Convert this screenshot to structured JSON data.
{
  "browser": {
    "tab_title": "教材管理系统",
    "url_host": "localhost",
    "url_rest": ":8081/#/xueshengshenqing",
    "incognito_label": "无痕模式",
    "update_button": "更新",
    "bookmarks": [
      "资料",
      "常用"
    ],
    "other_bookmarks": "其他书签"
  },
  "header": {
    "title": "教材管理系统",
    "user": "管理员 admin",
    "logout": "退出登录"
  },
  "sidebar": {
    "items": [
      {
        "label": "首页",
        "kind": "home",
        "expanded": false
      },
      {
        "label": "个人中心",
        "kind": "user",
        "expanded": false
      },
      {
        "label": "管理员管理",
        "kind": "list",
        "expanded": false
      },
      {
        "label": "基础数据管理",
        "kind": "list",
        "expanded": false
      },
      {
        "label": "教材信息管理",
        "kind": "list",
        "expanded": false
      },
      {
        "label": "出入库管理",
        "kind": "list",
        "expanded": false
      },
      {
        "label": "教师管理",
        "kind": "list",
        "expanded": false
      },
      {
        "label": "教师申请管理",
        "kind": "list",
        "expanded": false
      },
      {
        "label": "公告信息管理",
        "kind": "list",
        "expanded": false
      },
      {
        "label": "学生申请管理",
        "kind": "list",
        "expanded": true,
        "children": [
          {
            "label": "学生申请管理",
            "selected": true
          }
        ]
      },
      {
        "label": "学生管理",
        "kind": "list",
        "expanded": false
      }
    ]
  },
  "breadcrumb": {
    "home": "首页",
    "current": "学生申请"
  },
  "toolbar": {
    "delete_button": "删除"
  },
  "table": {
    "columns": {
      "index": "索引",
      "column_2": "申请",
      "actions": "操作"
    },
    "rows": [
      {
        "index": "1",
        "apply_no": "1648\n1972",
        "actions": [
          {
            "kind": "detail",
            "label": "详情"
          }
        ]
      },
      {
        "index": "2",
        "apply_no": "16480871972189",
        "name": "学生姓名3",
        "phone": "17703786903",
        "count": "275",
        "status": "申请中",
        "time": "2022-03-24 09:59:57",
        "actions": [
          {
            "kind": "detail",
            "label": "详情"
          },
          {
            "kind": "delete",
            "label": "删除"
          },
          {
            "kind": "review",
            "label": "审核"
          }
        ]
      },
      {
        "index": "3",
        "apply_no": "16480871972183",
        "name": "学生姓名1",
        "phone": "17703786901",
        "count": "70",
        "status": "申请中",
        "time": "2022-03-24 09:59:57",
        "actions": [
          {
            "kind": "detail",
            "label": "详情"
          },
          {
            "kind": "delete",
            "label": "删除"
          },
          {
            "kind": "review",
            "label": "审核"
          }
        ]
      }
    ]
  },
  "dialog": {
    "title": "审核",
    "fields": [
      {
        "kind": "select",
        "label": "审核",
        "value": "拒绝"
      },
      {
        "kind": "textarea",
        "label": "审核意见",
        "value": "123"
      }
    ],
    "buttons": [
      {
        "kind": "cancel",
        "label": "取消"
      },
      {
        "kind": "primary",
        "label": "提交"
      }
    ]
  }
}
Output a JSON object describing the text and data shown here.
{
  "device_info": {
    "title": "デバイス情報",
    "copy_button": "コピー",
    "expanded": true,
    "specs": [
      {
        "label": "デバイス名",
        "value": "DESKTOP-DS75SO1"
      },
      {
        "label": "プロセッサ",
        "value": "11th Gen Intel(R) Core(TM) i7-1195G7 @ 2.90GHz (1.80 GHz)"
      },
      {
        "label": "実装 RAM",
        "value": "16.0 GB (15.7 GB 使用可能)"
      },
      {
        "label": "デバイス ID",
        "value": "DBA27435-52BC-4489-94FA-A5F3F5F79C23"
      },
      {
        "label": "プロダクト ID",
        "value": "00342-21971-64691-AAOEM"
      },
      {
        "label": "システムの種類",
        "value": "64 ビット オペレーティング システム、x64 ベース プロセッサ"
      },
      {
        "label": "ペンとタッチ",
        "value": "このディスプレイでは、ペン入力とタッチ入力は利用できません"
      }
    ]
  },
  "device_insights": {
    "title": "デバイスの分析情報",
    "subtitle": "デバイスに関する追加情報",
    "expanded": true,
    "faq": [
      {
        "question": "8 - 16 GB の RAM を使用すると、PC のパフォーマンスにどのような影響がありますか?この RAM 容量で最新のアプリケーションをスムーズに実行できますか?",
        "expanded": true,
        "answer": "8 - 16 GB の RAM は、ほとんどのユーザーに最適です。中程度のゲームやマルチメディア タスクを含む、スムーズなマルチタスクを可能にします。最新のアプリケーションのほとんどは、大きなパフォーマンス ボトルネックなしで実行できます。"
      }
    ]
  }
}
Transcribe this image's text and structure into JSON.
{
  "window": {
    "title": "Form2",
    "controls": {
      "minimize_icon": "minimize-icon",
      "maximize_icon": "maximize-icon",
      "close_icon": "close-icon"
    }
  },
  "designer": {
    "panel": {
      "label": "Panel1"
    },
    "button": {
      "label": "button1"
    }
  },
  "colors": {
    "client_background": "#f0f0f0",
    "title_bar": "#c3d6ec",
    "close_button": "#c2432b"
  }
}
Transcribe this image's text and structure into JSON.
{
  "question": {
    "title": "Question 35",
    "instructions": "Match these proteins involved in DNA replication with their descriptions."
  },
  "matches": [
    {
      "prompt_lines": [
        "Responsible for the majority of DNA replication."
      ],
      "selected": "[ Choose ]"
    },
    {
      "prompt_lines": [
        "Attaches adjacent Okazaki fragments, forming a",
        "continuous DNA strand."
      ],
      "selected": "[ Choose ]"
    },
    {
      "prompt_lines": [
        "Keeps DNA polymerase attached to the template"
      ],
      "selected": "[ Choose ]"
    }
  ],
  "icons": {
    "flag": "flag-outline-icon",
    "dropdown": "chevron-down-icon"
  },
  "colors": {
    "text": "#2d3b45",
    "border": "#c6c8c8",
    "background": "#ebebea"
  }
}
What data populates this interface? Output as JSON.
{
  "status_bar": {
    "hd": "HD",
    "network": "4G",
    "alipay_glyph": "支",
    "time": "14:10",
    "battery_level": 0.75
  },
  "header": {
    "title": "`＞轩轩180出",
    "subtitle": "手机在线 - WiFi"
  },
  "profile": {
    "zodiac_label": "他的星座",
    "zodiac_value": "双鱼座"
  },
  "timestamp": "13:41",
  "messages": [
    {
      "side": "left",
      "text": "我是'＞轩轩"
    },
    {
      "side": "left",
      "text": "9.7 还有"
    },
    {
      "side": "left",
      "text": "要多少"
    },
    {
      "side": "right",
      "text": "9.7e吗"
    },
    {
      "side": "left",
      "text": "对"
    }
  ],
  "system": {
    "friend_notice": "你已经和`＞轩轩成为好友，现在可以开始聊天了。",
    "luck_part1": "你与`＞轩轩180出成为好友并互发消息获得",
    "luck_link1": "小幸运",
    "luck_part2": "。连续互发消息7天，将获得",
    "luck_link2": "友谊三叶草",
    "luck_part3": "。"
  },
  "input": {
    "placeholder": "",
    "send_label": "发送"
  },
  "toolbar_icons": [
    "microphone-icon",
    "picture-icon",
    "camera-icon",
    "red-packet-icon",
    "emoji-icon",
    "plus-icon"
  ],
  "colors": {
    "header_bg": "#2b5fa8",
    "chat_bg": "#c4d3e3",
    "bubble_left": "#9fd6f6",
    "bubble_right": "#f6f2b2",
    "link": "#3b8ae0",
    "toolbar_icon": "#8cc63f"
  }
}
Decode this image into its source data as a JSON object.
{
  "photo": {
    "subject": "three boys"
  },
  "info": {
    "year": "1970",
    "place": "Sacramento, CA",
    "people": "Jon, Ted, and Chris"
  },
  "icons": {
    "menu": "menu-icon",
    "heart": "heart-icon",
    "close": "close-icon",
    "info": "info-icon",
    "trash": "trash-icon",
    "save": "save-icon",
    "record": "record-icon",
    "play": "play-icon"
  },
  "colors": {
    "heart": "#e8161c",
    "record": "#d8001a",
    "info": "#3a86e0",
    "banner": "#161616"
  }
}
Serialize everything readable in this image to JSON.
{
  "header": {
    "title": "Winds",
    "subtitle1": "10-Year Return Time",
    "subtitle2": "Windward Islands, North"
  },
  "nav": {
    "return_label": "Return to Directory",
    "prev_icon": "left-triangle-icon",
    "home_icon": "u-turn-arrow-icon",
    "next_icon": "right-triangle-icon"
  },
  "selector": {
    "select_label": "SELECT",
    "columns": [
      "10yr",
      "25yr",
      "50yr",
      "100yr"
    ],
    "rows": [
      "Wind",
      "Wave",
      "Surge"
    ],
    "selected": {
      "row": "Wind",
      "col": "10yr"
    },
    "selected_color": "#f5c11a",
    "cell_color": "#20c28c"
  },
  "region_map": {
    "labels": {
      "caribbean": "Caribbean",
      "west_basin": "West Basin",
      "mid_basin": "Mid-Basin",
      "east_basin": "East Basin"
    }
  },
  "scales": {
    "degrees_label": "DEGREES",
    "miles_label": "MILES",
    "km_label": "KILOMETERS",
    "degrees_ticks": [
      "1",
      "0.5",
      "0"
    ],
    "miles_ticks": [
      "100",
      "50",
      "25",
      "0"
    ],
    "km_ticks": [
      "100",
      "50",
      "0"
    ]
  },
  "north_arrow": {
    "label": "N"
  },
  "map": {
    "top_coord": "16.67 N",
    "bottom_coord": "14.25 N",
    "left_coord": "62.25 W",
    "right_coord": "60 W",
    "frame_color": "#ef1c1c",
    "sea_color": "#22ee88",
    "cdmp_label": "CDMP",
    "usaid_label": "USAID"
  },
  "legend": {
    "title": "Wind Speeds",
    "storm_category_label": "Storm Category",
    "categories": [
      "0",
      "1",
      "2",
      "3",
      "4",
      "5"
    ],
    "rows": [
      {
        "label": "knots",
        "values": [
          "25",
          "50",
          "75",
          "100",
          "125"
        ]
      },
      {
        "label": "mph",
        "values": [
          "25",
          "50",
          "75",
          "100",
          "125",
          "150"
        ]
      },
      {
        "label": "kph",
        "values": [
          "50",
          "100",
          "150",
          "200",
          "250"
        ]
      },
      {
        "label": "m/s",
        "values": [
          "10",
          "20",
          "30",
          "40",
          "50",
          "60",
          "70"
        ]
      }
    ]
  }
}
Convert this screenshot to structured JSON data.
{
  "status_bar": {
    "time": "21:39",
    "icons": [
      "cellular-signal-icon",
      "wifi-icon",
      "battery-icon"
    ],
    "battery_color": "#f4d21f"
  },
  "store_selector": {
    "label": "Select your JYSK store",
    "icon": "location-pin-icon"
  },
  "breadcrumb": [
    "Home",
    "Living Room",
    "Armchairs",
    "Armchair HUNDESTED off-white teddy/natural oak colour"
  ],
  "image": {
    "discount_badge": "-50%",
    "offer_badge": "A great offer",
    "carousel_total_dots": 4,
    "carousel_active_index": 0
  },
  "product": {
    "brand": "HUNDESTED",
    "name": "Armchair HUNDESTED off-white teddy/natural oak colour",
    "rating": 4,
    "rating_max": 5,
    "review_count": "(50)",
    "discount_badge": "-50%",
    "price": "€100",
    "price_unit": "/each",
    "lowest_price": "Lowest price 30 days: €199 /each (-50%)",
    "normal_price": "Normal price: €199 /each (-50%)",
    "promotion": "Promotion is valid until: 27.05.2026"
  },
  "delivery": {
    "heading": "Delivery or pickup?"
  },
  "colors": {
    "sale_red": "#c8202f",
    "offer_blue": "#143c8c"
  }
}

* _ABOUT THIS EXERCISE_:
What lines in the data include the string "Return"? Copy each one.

* _RESULT_:
    "subtitle1": "10-Year Return Time",
    "return_label": "Return to Directory",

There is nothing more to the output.